Nobody starts out wanting to be a bad leader.
Yet ego-driven, power-hungry, micromanaging, absent-minded managers and executives are prevalent in organizations. But don't just take my word for it. In our research, more than 50% of respondents rated their leader as being below average.
Before I give you some ways to protect yourself from becoming a bad leader, it's essential to provide the context of how I defined being a leader in Building the Best: Someone whose actions inspire, empower, and serve in order to elevate others.
I shared more context about the definition here:
Why There Are So Many Bad Leaders?
In most cases, bad leadership begins with either a lack of understanding about what good leadership is or assuming leadership is a job, instead of a mindset backed up by actions.
Leadership isn't a job, it's a mindset backed up by actions to elevate others.
Instead of debating all the reasons for the current lousy leader population, now is the time to become aware of ways to protect yourself from becoming a bad leader. Here are 4 tips to prevent yourself from becoming a bad leader.
I don't care how old you are or what kind of role you have; there is one thing that is intimately important to ensure you are becoming the kind of leader you want to be, knowing your core values.
Core values are simply the fundamental beliefs a person holds true. Once established with clarity, these guiding beliefs dictate behavior and help you decipher right from wrong. Here is why this is so important. Your current feelings and emotions win over your values if they aren't clearly defined and intentionally set.
When this happens, you will end up as a bad leader, justifying all those poor decisions. Don't let this happen to you. Take the time to either define your core values or remind yourself of them.
Tom Ziglar told me years ago, "What you feed your mind determines your appetite." Which mimics his dad, Zig Ziglar's famous quote:
You are what you are and where you are, because of what's gone into your mind. You can change what you are, and you can change where you are by changing what goes into your mind.

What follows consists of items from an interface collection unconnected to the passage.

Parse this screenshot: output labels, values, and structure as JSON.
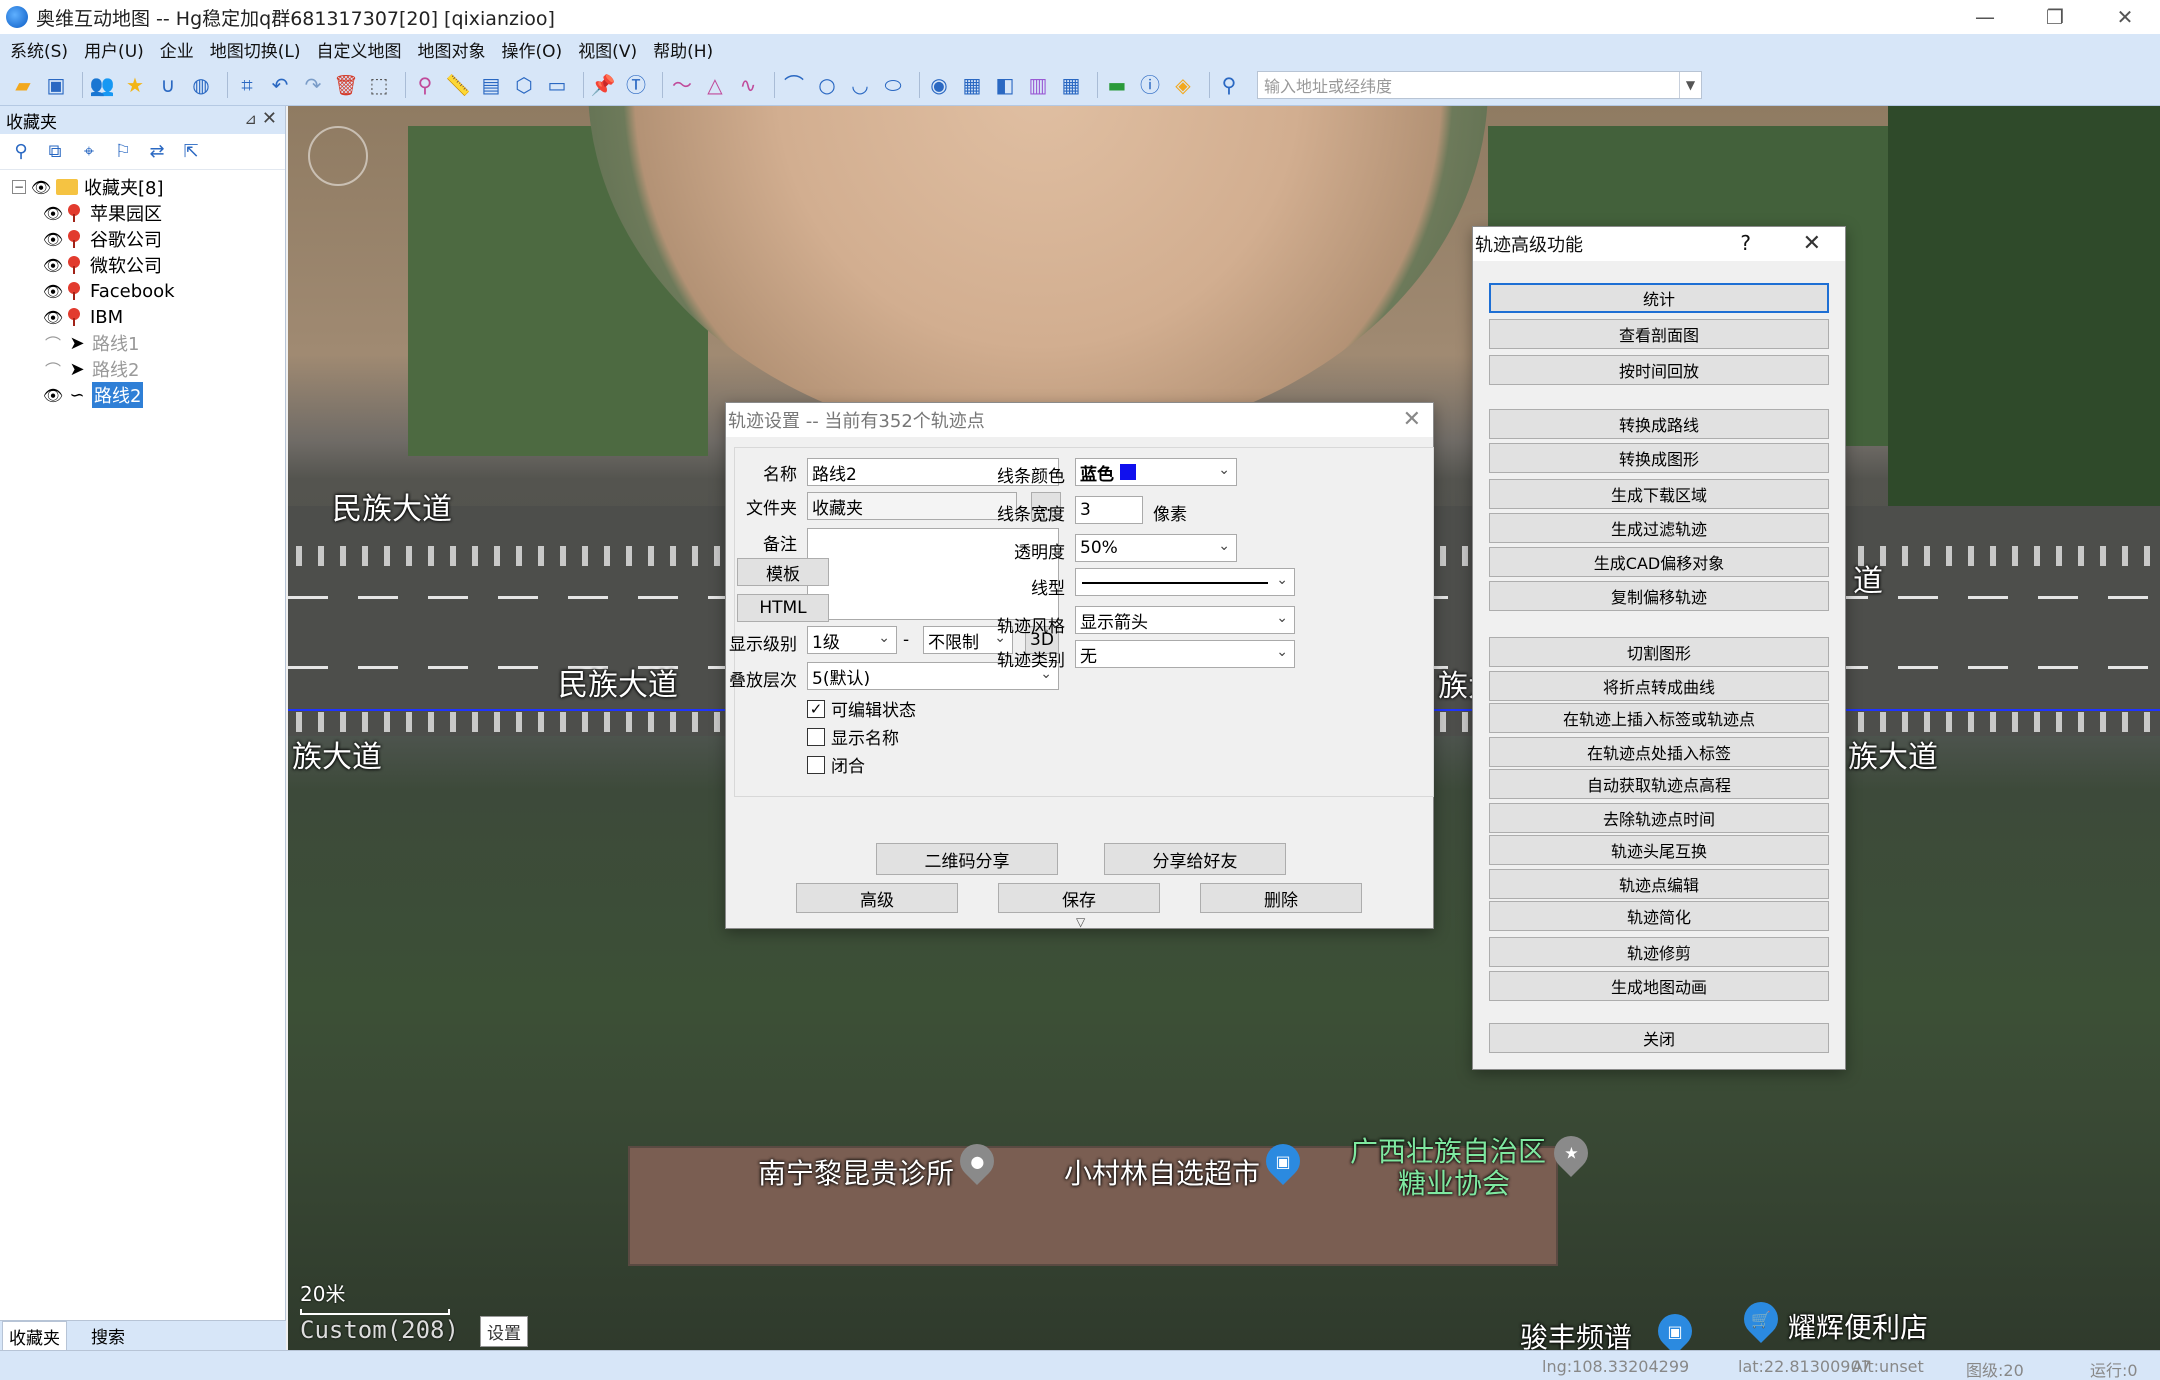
{
  "window": {
    "title": "奥维互动地图 -- Hg稳定加q群681317307[20] [qixianzioo]",
    "minimize": "—",
    "restore": "❐",
    "close": "✕"
  },
  "menu": [
    "系统(S)",
    "用户(U)",
    "企业",
    "地图切换(L)",
    "自定义地图",
    "地图对象",
    "操作(O)",
    "视图(V)",
    "帮助(H)"
  ],
  "toolbar": {
    "search_placeholder": "输入地址或经纬度"
  },
  "left_panel": {
    "title": "收藏夹",
    "root_label": "收藏夹[8]",
    "items": [
      {
        "label": "苹果园区",
        "type": "pin"
      },
      {
        "label": "谷歌公司",
        "type": "pin"
      },
      {
        "label": "微软公司",
        "type": "pin"
      },
      {
        "label": "Facebook",
        "type": "pin"
      },
      {
        "label": "IBM",
        "type": "pin"
      },
      {
        "label": "路线1",
        "type": "route"
      },
      {
        "label": "路线2",
        "type": "route"
      },
      {
        "label": "路线2",
        "type": "track"
      }
    ],
    "tabs": [
      "收藏夹",
      "搜索"
    ]
  },
  "map": {
    "road_labels": [
      "民族大道",
      "民族大道",
      "族大道",
      "族大",
      "道",
      "族大道"
    ],
    "pois": [
      {
        "label": "南宁黎昆贵诊所",
        "color": "#ffffff"
      },
      {
        "label": "小村林自选超市",
        "color": "#ffffff"
      },
      {
        "label": "广西壮族自治区",
        "color": "#7fe8a0"
      },
      {
        "label": "糖业协会",
        "color": "#7fe8a0"
      },
      {
        "label": "骏丰频谱",
        "color": "#ffffff"
      },
      {
        "label": "耀辉便利店",
        "color": "#ffffff"
      }
    ],
    "scale": "20米",
    "custom_label": "Custom(208)",
    "settings_label": "设置"
  },
  "track_dialog": {
    "title": "轨迹设置 -- 当前有352个轨迹点",
    "name_label": "名称",
    "name_value": "路线2",
    "folder_label": "文件夹",
    "folder_value": "收藏夹",
    "browse_label": "..",
    "note_label": "备注",
    "template_btn": "模板",
    "html_btn": "HTML",
    "display_level_label": "显示级别",
    "display_level_value": "1级",
    "dash": "-",
    "display_level_max": "不限制",
    "btn_3d": "3D",
    "stack_label": "叠放层次",
    "stack_value": "5(默认)",
    "editable_label": "可编辑状态",
    "editable_checked": true,
    "show_name_label": "显示名称",
    "show_name_checked": false,
    "closed_label": "闭合",
    "closed_checked": false,
    "line_color_label": "线条颜色",
    "line_color_value": "蓝色",
    "line_color_hex": "#1010ee",
    "line_width_label": "线条宽度",
    "line_width_value": "3",
    "line_width_unit": "像素",
    "opacity_label": "透明度",
    "opacity_value": "50%",
    "line_type_label": "线型",
    "style_label": "轨迹风格",
    "style_value": "显示箭头",
    "category_label": "轨迹类别",
    "category_value": "无",
    "qr_share_btn": "二维码分享",
    "share_friend_btn": "分享给好友",
    "advanced_btn": "高级",
    "save_btn": "保存",
    "delete_btn": "删除"
  },
  "advanced_panel": {
    "title": "轨迹高级功能",
    "help": "?",
    "close_x": "✕",
    "buttons_group1": [
      "统计",
      "查看剖面图",
      "按时间回放"
    ],
    "buttons_group2": [
      "转换成路线",
      "转换成图形",
      "生成下载区域",
      "生成过滤轨迹",
      "生成CAD偏移对象",
      "复制偏移轨迹"
    ],
    "buttons_group3": [
      "切割图形",
      "将折点转成曲线",
      "在轨迹上插入标签或轨迹点",
      "在轨迹点处插入标签",
      "自动获取轨迹点高程",
      "去除轨迹点时间",
      "轨迹头尾互换",
      "轨迹点编辑",
      "轨迹简化",
      "轨迹修剪",
      "生成地图动画"
    ],
    "close_btn": "关闭"
  },
  "status": {
    "lng": "lng:108.33204299",
    "lat": "lat:22.81300907",
    "alt": "Alt:unset",
    "level": "图级:20",
    "run": "运行:0"
  },
  "colors": {
    "chrome": "#d7e6f8",
    "route": "#1f34ff",
    "selection": "#2f7fd6"
  }
}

If you want to protect yourself from becoming a lousy leader, regularly audit the content going into your mind (You're off to a great start reading this blog). Unfortunately, it might mean not binge-watching the next hot show on Netflix in favor of listening to a podcast or a leadership book.
While this might seem trivial, small decisions like these add up to significant results over time.
Often, bad leaders don't have people in their lives to hold them accountable to a certain standard. Typically it's because they believe they're self-disciplined enough not to need it or feel they are above it.
Accountability doesn't happen by accident.
Here is the trick, accountability doesn't happen by accident. It takes inviting people into your life to hold you accountable. This can come in the context of a professional coach, friend, colleague, spouse, or a growth group. Regardless of who it is or how you do it, continually increase the accountability year after year.
Most people want the promotion because of the greater sense of power that comes with the position. While there is nothing wrong with power on its own, it isn't something to take lightly. As Plato said, "The measure of a man is what he does with power." Power can bring out the worst in people - micromanagement, control issues, inflated egos, or disrespect for others.
One of the best ways to circumvent power is to give it away. Once you get to a leadership role, empower others to make decisions they can make.
These are just a few ways to protect yourself from becoming a bad leader. Now it's your job to ensure they are in place, or you risk becoming a statistic like the majority of leaders in our study.
How do you handle working with or for a bad leader? Tell me in the comments section.
John is the CEO of LearnLoft, author of, F.M.L. Standing Out & Being a Leader and host of the 'Follow My Lead' Podcast. He writes or has been featured on Inc.com, LinkedIn Pulse, TrainingIndustry.com, eLearningIndustry.com, CNBC Money, and more. John completed his education at the University of Maryland College.